WHAT TO DO - Give every line below again, exactly.

------------------------------------

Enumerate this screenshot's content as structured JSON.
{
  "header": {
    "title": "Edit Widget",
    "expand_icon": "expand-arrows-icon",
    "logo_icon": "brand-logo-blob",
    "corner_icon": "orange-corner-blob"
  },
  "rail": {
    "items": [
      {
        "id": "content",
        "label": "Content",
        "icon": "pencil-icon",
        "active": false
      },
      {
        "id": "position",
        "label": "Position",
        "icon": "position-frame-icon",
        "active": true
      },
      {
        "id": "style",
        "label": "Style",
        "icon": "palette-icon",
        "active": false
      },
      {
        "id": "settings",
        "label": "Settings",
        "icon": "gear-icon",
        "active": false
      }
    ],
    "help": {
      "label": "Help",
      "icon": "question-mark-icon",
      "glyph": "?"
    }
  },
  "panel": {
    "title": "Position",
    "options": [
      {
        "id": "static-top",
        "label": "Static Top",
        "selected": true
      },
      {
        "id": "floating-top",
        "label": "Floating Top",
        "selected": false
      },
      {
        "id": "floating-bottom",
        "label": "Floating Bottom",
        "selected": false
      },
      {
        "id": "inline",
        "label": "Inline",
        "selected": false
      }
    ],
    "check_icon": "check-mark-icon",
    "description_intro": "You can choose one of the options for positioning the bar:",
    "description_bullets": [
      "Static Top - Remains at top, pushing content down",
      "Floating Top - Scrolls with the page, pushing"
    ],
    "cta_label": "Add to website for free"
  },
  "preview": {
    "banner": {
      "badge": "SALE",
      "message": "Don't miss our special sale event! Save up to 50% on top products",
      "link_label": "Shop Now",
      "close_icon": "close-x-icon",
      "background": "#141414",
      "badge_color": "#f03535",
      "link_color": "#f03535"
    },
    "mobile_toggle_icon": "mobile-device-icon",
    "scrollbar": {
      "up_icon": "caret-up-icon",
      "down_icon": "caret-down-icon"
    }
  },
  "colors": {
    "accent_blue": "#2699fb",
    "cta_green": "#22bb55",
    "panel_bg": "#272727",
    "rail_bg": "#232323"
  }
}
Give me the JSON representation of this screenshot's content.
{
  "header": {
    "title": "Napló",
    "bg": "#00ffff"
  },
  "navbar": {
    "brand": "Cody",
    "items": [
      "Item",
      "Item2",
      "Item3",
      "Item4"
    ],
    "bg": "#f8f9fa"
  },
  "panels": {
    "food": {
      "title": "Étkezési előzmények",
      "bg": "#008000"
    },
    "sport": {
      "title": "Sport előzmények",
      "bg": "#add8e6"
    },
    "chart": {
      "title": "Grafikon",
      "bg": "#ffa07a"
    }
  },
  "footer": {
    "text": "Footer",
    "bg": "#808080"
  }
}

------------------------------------

RESULT -
Enumerate this screenshot's content as structured JSON.
{
  "header": {
    "title": "Edit Widget",
    "expand_icon": "expand-arrows-icon",
    "logo_icon": "brand-logo-blob",
    "corner_icon": "orange-corner-blob"
  },
  "rail": {
    "items": [
      {
        "id": "content",
        "label": "Content",
        "icon": "pencil-icon",
        "active": false
      },
      {
        "id": "position",
        "label": "Position",
        "icon": "position-frame-icon",
        "active": true
      },
      {
        "id": "style",
        "label": "Style",
        "icon": "palette-icon",
        "active": false
      },
      {
        "id": "settings",
        "label": "Settings",
        "icon": "gear-icon",
        "active": false
      }
    ],
    "help": {
      "label": "Help",
      "icon": "question-mark-icon",
      "glyph": "?"
    }
  },
  "panel": {
    "title": "Position",
    "options": [
      {
        "id": "static-top",
        "label": "Static Top",
        "selected": true
      },
      {
        "id": "floating-top",
        "label": "Floating Top",
        "selected": false
      },
      {
        "id": "floating-bottom",
        "label": "Floating Bottom",
        "selected": false
      },
      {
        "id": "inline",
        "label": "Inline",
        "selected": false
      }
    ],
    "check_icon": "check-mark-icon",
    "description_intro": "You can choose one of the options for positioning the bar:",
    "description_bullets": [
      "Static Top - Remains at top, pushing content down",
      "Floating Top - Scrolls with the page, pushing"
    ],
    "cta_label": "Add to website for free"
  },
  "preview": {
    "banner": {
      "badge": "SALE",
      "message": "Don't miss our special sale event! Save up to 50% on top products",
      "link_label": "Shop Now",
      "close_icon": "close-x-icon",
      "background": "#141414",
      "badge_color": "#f03535",
      "link_color": "#f03535"
    },
    "mobile_toggle_icon": "mobile-device-icon",
    "scrollbar": {
      "up_icon": "caret-up-icon",
      "down_icon": "caret-down-icon"
    }
  },
  "colors": {
    "accent_blue": "#2699fb",
    "cta_green": "#22bb55",
    "panel_bg": "#272727",
    "rail_bg": "#232323"
  }
}
Give me the JSON representation of this screenshot's content.
{
  "header": {
    "title": "Napló",
    "bg": "#00ffff"
  },
  "navbar": {
    "brand": "Cody",
    "items": [
      "Item",
      "Item2",
      "Item3",
      "Item4"
    ],
    "bg": "#f8f9fa"
  },
  "panels": {
    "food": {
      "title": "Étkezési előzmények",
      "bg": "#008000"
    },
    "sport": {
      "title": "Sport előzmények",
      "bg": "#add8e6"
    },
    "chart": {
      "title": "Grafikon",
      "bg": "#ffa07a"
    }
  },
  "footer": {
    "text": "Footer",
    "bg": "#808080"
  }
}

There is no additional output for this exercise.